This week the internet could not shut up about how “terrible” the marketing for Mighty No. 9 was, a little ironic don’t you think?
I mean the trailer was “so bad” that it only got 500K views in the first day…Here’s the trailer for those who haven’t seen:
So What Exactly Have People Said About It?
Publications from Polygon to GameSpot have suggested that the trailer gave too many things away about the game instead of treating the viewer as if they had a brain.
no offense but why do the explosions in Mighty No. 9 look like extremely cheap pizza pic.twitter.com/RkrRL19YJC
— Nick Robinson (@Babylonian) May 25, 2016
Some people criticized the fact that the graphics didn’t look up to par. Others said that it looks “too much like they’re trying to make money.” Yeah, no duh…
However, One Thing Sticks Out
If you read the articles, the reddit comments, the tweets, you will notice a very interesting trend here, and that is: People are angry about the events surrounding the trailer, and allowing those events to influence their judgement.
Most people who are complaining and crying about it (and inadvertently promoting it), do not have valid claims against the trailer itself other than personal preferences against the comedy. They are angry because the Kickstarter campaign raised $4 million dollars, and they expected something bigger and better than what they saw in the trailer.
It Looks Like a Kids Game…
And the trailer looks like a trailer designed for kids too, so what’s your point? Are you going to attack Dragon Tales because it “looks like a kids show,” and just so happens to BE a kids show?
I know it might be hard, but try to find one article or posting that has something positive to say about the trailer, and you should also notice another trend: They are talking about the trailer, retained their attention, didn’t seem as bad as everyone says it is.
The Hate is An Insider Thing

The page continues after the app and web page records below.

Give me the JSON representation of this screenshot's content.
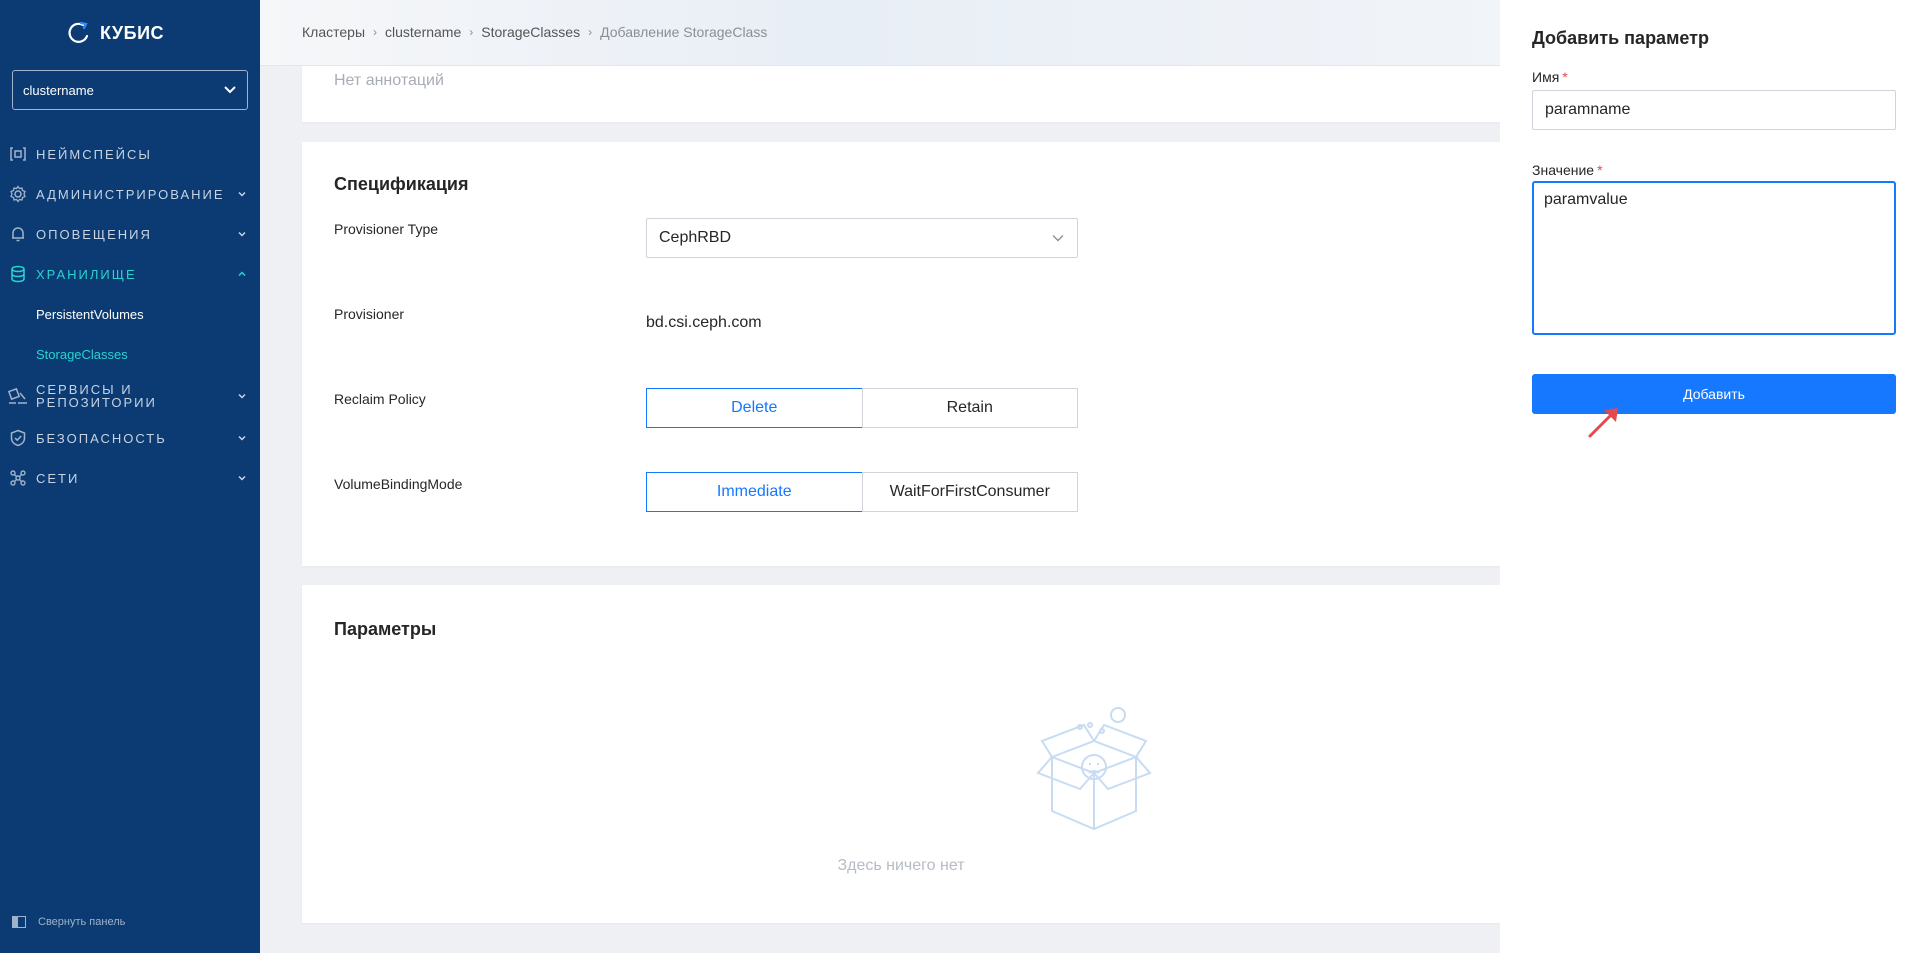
{
  "sidebar": {
    "logo_text": "КУБИС",
    "cluster_select_value": "clustername",
    "items": [
      {
        "label": "Неймспейсы",
        "icon": "namespaces-icon"
      },
      {
        "label": "Администрирование",
        "icon": "gear-icon"
      },
      {
        "label": "Оповещения",
        "icon": "bell-icon"
      },
      {
        "label": "Хранилище",
        "icon": "database-icon",
        "expanded": true
      },
      {
        "label": "Сервисы и репозитории",
        "icon": "services-icon"
      },
      {
        "label": "Безопасность",
        "icon": "shield-icon"
      },
      {
        "label": "Сети",
        "icon": "network-icon"
      }
    ],
    "storage_subitems": [
      {
        "label": "PersistentVolumes"
      },
      {
        "label": "StorageClasses",
        "active": true
      }
    ],
    "collapse_label": "Свернуть панель"
  },
  "header": {
    "breadcrumb": [
      "Кластеры",
      "clustername",
      "StorageClasses",
      "Добавление StorageClass"
    ]
  },
  "annotations_card": {
    "empty_text": "Нет аннотаций"
  },
  "spec_card": {
    "title": "Спецификация",
    "provisioner_type_label": "Provisioner Type",
    "provisioner_type_value": "CephRBD",
    "provisioner_label": "Provisioner",
    "provisioner_value": "bd.csi.ceph.com",
    "reclaim_policy_label": "Reclaim Policy",
    "reclaim_policy_options": [
      "Delete",
      "Retain"
    ],
    "reclaim_policy_selected": "Delete",
    "binding_mode_label": "VolumeBindingMode",
    "binding_mode_options": [
      "Immediate",
      "WaitForFirstConsumer"
    ],
    "binding_mode_selected": "Immediate"
  },
  "params_card": {
    "title": "Параметры",
    "empty_text": "Здесь ничего нет"
  },
  "drawer": {
    "title": "Добавить параметр",
    "name_label": "Имя",
    "name_value": "paramname",
    "value_label": "Значение",
    "value_value": "paramvalue",
    "required_mark": "*",
    "submit_label": "Добавить"
  },
  "colors": {
    "sidebar_bg": "#0b3b72",
    "accent": "#1677ff",
    "active_nav": "#2ad4d1",
    "required": "#e5484d",
    "annotation_arrow": "#e5484d"
  }
}
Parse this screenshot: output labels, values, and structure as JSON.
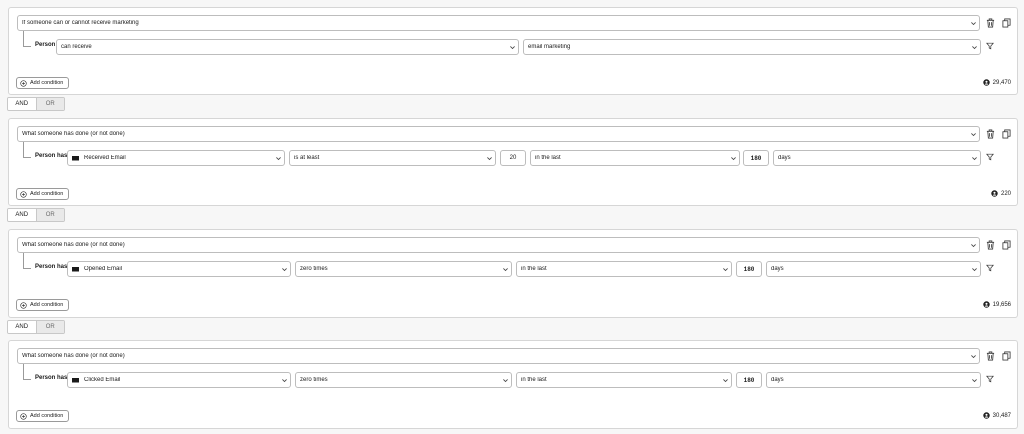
{
  "blocks": [
    {
      "type_label": "If someone can or cannot receive marketing",
      "person_label": "Person",
      "condition": "can receive",
      "channel": "email marketing",
      "add_condition": "Add condition",
      "count": "29,470"
    },
    {
      "type_label": "What someone has done (or not done)",
      "person_label": "Person has",
      "metric": "Received Email",
      "operator": "is at least",
      "amount": "20",
      "timeframe": "in the last",
      "period": "180",
      "unit": "days",
      "add_condition": "Add condition",
      "count": "220"
    },
    {
      "type_label": "What someone has done (or not done)",
      "person_label": "Person has",
      "metric": "Opened Email",
      "operator": "zero times",
      "timeframe": "in the last",
      "period": "180",
      "unit": "days",
      "add_condition": "Add condition",
      "count": "19,656"
    },
    {
      "type_label": "What someone has done (or not done)",
      "person_label": "Person has",
      "metric": "Clicked Email",
      "operator": "zero times",
      "timeframe": "in the last",
      "period": "180",
      "unit": "days",
      "add_condition": "Add condition",
      "count": "30,487"
    }
  ],
  "logic": {
    "and_label": "AND",
    "or_label": "OR",
    "selected": "AND"
  },
  "icons": {
    "block_actions": [
      "trash-icon",
      "copy-icon"
    ],
    "row_action": "filter-icon",
    "add": "plus-circle-icon",
    "count": "person-icon",
    "metric": "mail-icon",
    "dropdown": "chevron-down-icon"
  }
}
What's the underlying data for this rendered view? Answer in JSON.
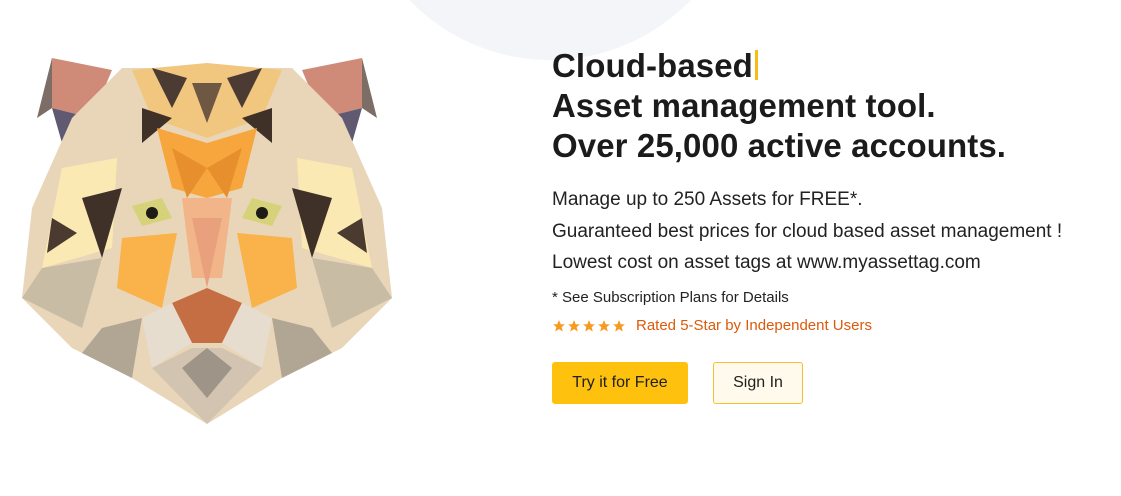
{
  "hero": {
    "illustration": "low-poly-tiger-head",
    "headline": {
      "line1": "Cloud-based",
      "line2": "Asset management tool.",
      "line3": "Over 25,000 active accounts."
    },
    "description": [
      "Manage up to 250 Assets for FREE*.",
      "Guaranteed best prices for cloud based asset management !",
      "Lowest cost on asset tags at www.myassettag.com"
    ],
    "footnote": "* See Subscription Plans for Details",
    "rating": {
      "stars": 5,
      "text": "Rated 5-Star by Independent Users"
    },
    "buttons": {
      "primary_label": "Try it for Free",
      "secondary_label": "Sign In"
    }
  },
  "colors": {
    "accent": "#fec10e",
    "rating_text": "#dc5a0b",
    "star": "#f79a21"
  }
}
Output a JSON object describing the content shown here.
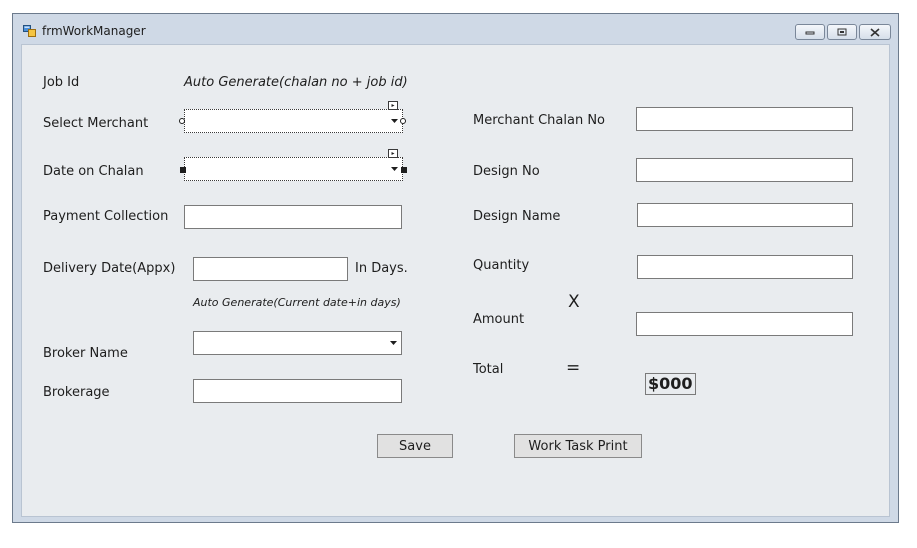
{
  "window": {
    "title": "frmWorkManager",
    "controls": [
      "minimize-icon",
      "maximize-icon",
      "close-icon"
    ]
  },
  "form": {
    "job_id": {
      "label": "Job Id",
      "value": "Auto Generate(chalan no + job id)"
    },
    "select_merchant": {
      "label": "Select Merchant",
      "value": ""
    },
    "date_on_chalan": {
      "label": "Date on Chalan",
      "value": ""
    },
    "payment_collection": {
      "label": "Payment Collection",
      "value": ""
    },
    "delivery_date": {
      "label": "Delivery Date(Appx)",
      "value": "",
      "suffix": "In Days.",
      "hint": "Auto Generate(Current date+in days)"
    },
    "broker_name": {
      "label": "Broker Name",
      "value": ""
    },
    "brokerage": {
      "label": "Brokerage",
      "value": ""
    },
    "merchant_chalan_no": {
      "label": "Merchant Chalan No",
      "value": ""
    },
    "design_no": {
      "label": "Design No",
      "value": ""
    },
    "design_name": {
      "label": "Design Name",
      "value": ""
    },
    "quantity": {
      "label": "Quantity",
      "value": ""
    },
    "multiply_sign": "X",
    "amount": {
      "label": "Amount",
      "value": ""
    },
    "total": {
      "label": "Total",
      "equals_sign": "=",
      "value": "$000"
    }
  },
  "buttons": {
    "save": "Save",
    "work_task_print": "Work Task Print"
  }
}
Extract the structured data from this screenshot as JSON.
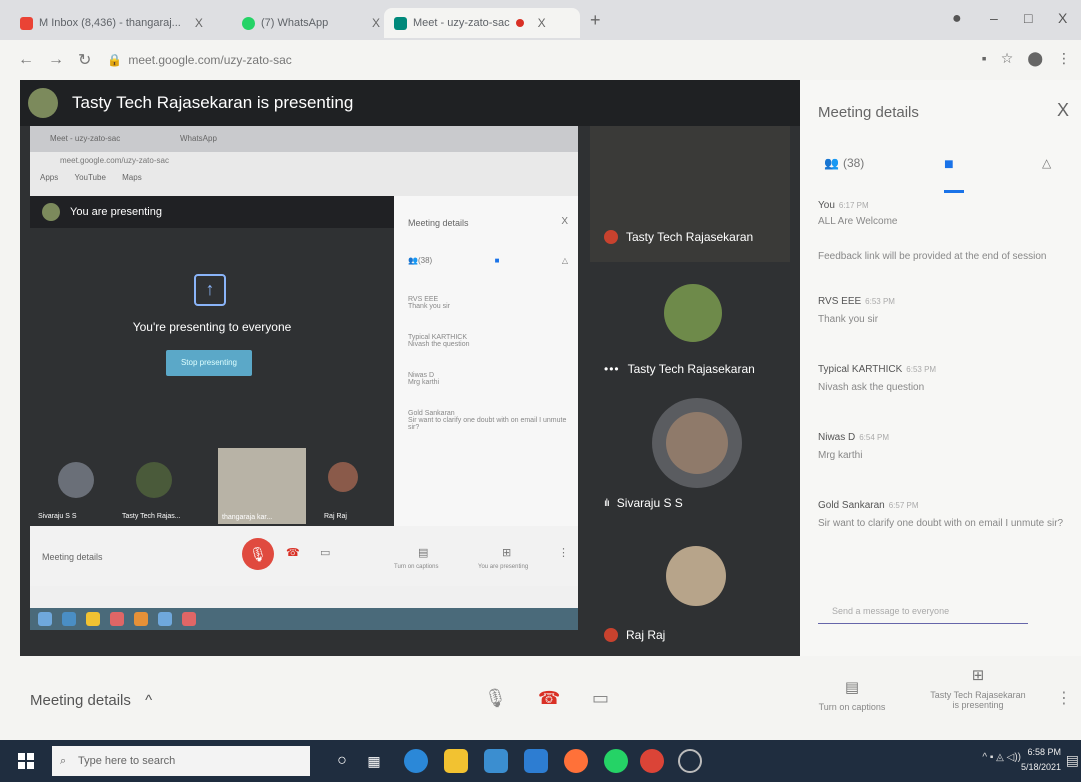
{
  "browser": {
    "tabs": [
      {
        "label": "M Inbox (8,436) - thangaraj...",
        "x": "",
        "close": "X"
      },
      {
        "label": "(7) WhatsApp",
        "close": "X"
      },
      {
        "label": "Meet - uzy-zato-sac",
        "close": "X"
      }
    ],
    "new_tab": "+",
    "url": "meet.google.com/uzy-zato-sac",
    "window_controls": [
      "–",
      "□",
      "X"
    ]
  },
  "stage": {
    "presenter_banner": "Tasty Tech Rajasekaran is presenting",
    "shared_screen": {
      "tabs": [
        "Meet - uzy-zato-sac",
        "WhatsApp"
      ],
      "url": "meet.google.com/uzy-zato-sac",
      "bookmarks": [
        "Apps",
        "YouTube",
        "Maps"
      ],
      "presenting_banner": "You are presenting",
      "presenting_to": "You're presenting to everyone",
      "stop_button": "Stop presenting",
      "tiles": [
        "Sivaraju S S",
        "Tasty Tech Rajas...",
        "thangaraja kar...",
        "Raj Raj"
      ],
      "details_title": "Meeting details",
      "details_close": "X",
      "participants_count": "(38)",
      "chat": [
        {
          "who": "RVS EEE",
          "text": "Thank you sir"
        },
        {
          "who": "Typical KARTHICK",
          "text": "Nivash the question"
        },
        {
          "who": "Niwas D",
          "text": "Mrg karthi"
        },
        {
          "who": "Gold Sankaran",
          "text": "Sir want to clarify one doubt with on email I unmute sir?"
        }
      ],
      "bottom_label": "Meeting details",
      "captions": "Turn on captions",
      "presenting": "You are presenting"
    },
    "participants": [
      {
        "name": "Tasty Tech Rajasekaran"
      },
      {
        "name": "Tasty Tech Rajasekaran"
      },
      {
        "name": "Sivaraju S S"
      },
      {
        "name": "Raj Raj"
      }
    ]
  },
  "panel": {
    "title": "Meeting details",
    "close": "X",
    "participants_count": "(38)",
    "messages": [
      {
        "who": "You",
        "time": "6:17 PM",
        "text": "ALL Are Welcome"
      },
      {
        "who": "",
        "time": "",
        "text": "Feedback link will be provided at the end of session"
      },
      {
        "who": "RVS EEE",
        "time": "6:53 PM",
        "text": "Thank you sir"
      },
      {
        "who": "Typical KARTHICK",
        "time": "6:53 PM",
        "text": "Nivash ask the question"
      },
      {
        "who": "Niwas D",
        "time": "6:54 PM",
        "text": "Mrg karthi"
      },
      {
        "who": "Gold Sankaran",
        "time": "6:57 PM",
        "text": "Sir want to clarify one doubt with on email I unmute sir?"
      }
    ],
    "input_placeholder": "Send a message to everyone",
    "bottom": {
      "captions": "Turn on captions",
      "presenting_line1": "Tasty Tech Rajasekaran",
      "presenting_line2": "is presenting"
    }
  },
  "toolbar": {
    "meeting_details": "Meeting details",
    "chevron": "^"
  },
  "taskbar": {
    "search_placeholder": "Type here to search",
    "time": "6:58 PM",
    "date": "5/18/2021"
  },
  "colors": {
    "stage_bg": "#2f3133",
    "accent": "#1a73e8",
    "hangup": "#d93025",
    "taskbar": "#1f2d3f"
  }
}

The fact is, all this hate stems mostly from people who are pissed off that $4 Million raised on Kickstarter didn’t give them the AAA game they were hoping for. Most people are angry because a trailer, probably designed for little kids, didn’t appeal to them.
The game was delayed multiple times, and somehow that pisses off gamers to no end! Let’s delay the game to make it better? Everyone gets angry about it. Let’s release the game now then, everyone will complain about the trailer…
The internet is always looking for an excuse to be mad about something. The delays have probably been boiling blood for a long time, and now that the trailer is finally out, people have something to attach all that frustration to.
The Trailer is Actually Well Made
Knowing absolutely nothing about the kickstarter, the game, or the creators, the trailer on its own is not that bad. It did a good job at illustrating the game for people who had no idea what it was. It did a great job at retaining attention. Right off the bat, hearing the voice acting and seeing the title, the game looked like a professionally done game.
Consider some truly indie low budget trailers, this trailer is well made, well produced, and professionally done!
It’s crazy addictive, like popping bubble wrap addictive…
Come on, that’s not a bad line! That’s like something some tech startup guy would say to promote his new app! And people would laugh and say that’s clever. But since everybody is so butt-hurt about the campaign, nothing is funny anymore…
I mean, some indie titles have such worthless trailers that, guess what? Nobody is even talking about them! Whoa imagine that? The market is self regulating…
But some people claimed that the Might No. 9 trailer is a perfect example of how “not” to promote your game? Really, so the whole internet talking about it is not a good thing? ..As they say, bad publicity is still publicity. Expect this game to sell whether you like it or not. Well doesn’t matter because you people backed this project anyways.
The problem here is that people had higher expectations, unrealistically high expectations and are projecting those crushed expectations to something tangible, i.e. the trailer.
Welcome to Kickstarter
This certainly hasn’t been the first time a crowdfunding campaign let people down. So why is everyone acting so surprised? I bet half the losers complaining about the trailer didn’t even contribute to the campaign, they are just riding the internet hate train because it’s “cool” to agree with everyone else.
I mean, that’s certainly why all these publications are doing it.
Generic greedy news publisher:
“Let’s write about how bad the Mighty No. 9 trailer is, I’m sure people will share it and make us millions of hits!”
The internet is such a gullible place…
Update: I know we’re taking a huge risk by presenting an unpopular opinion. The eminent hate is incoming, I can feel the tweets zapping me with every hateful word! I guess presenting an honest, well thought out opinion on the internet is a bad idea if that opinion goes against the hive mind?